|Title||More than Green Jobs: Time for a New Climate Policy for Labor|
|Publication Type||Journal Article|
|Year of Publication||2009|
|Journal||New Labor Forum|
|Pagination||53 - 59|
|Keywords||climate change, environmental degradation, jobs versus environment, social movement unionism|

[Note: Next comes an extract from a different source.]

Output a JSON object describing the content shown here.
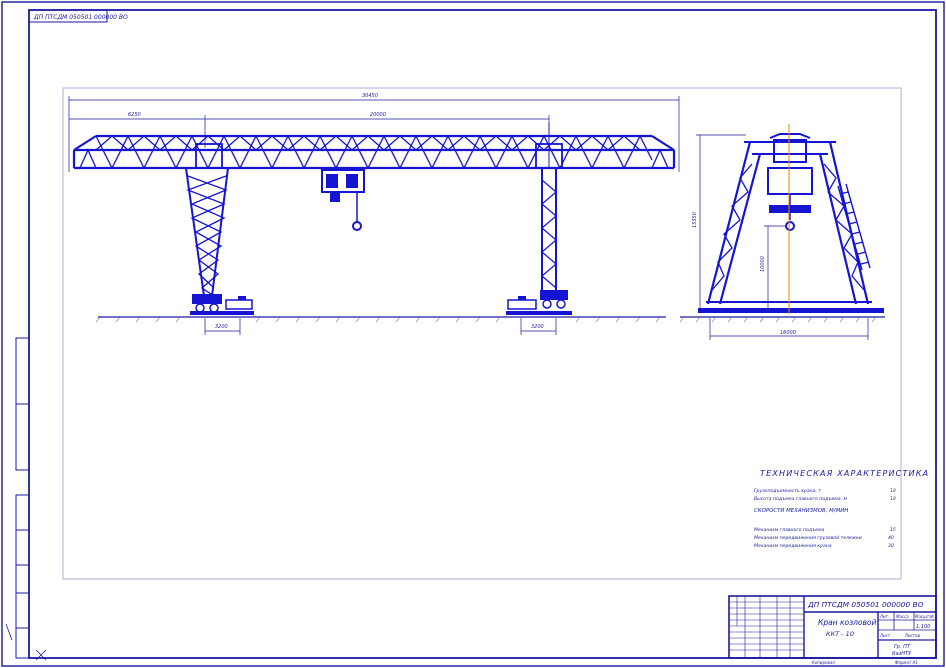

U.S. labor’s role in the fight against global warming is akin to MIT meteorologist Edward Lorenz’s “butterfly effect”—the concept that small events can have large, widespread consequences. The sometimes surgical interventions of key unions on Capitol Hill this past spring have helped shape and then pass—by a narrow margin—a major piece of clean energy and climate protection legislation. Adopted by the House in late June, the American Clean Energy Security Act (ACES) could decide how quickly and effectively the world responds to the threat of climate change. That unions were onthe progressive side of this critically important vote is remarkable given their troubled history with the issue. But labor still has some serious obstacles to negotiate before it can arrive at a truly forward-looking and movement-building climate and energy policy, one that brings the economic and social needs of workers into full alignment with a science-based climate protection program. Firstly, labor must fully accept the ideathat policy must actually be guided by science—and this is not negotiable. Secondly, unions need to reconsider their commitment to a future based on coal, because nothing is cooking the climate faster than coal use. Thirdly, more unions need to be fully engaged in the fight against global warming in order to develop and then mobilize around a bold approach that champions social justice both at home and internationally.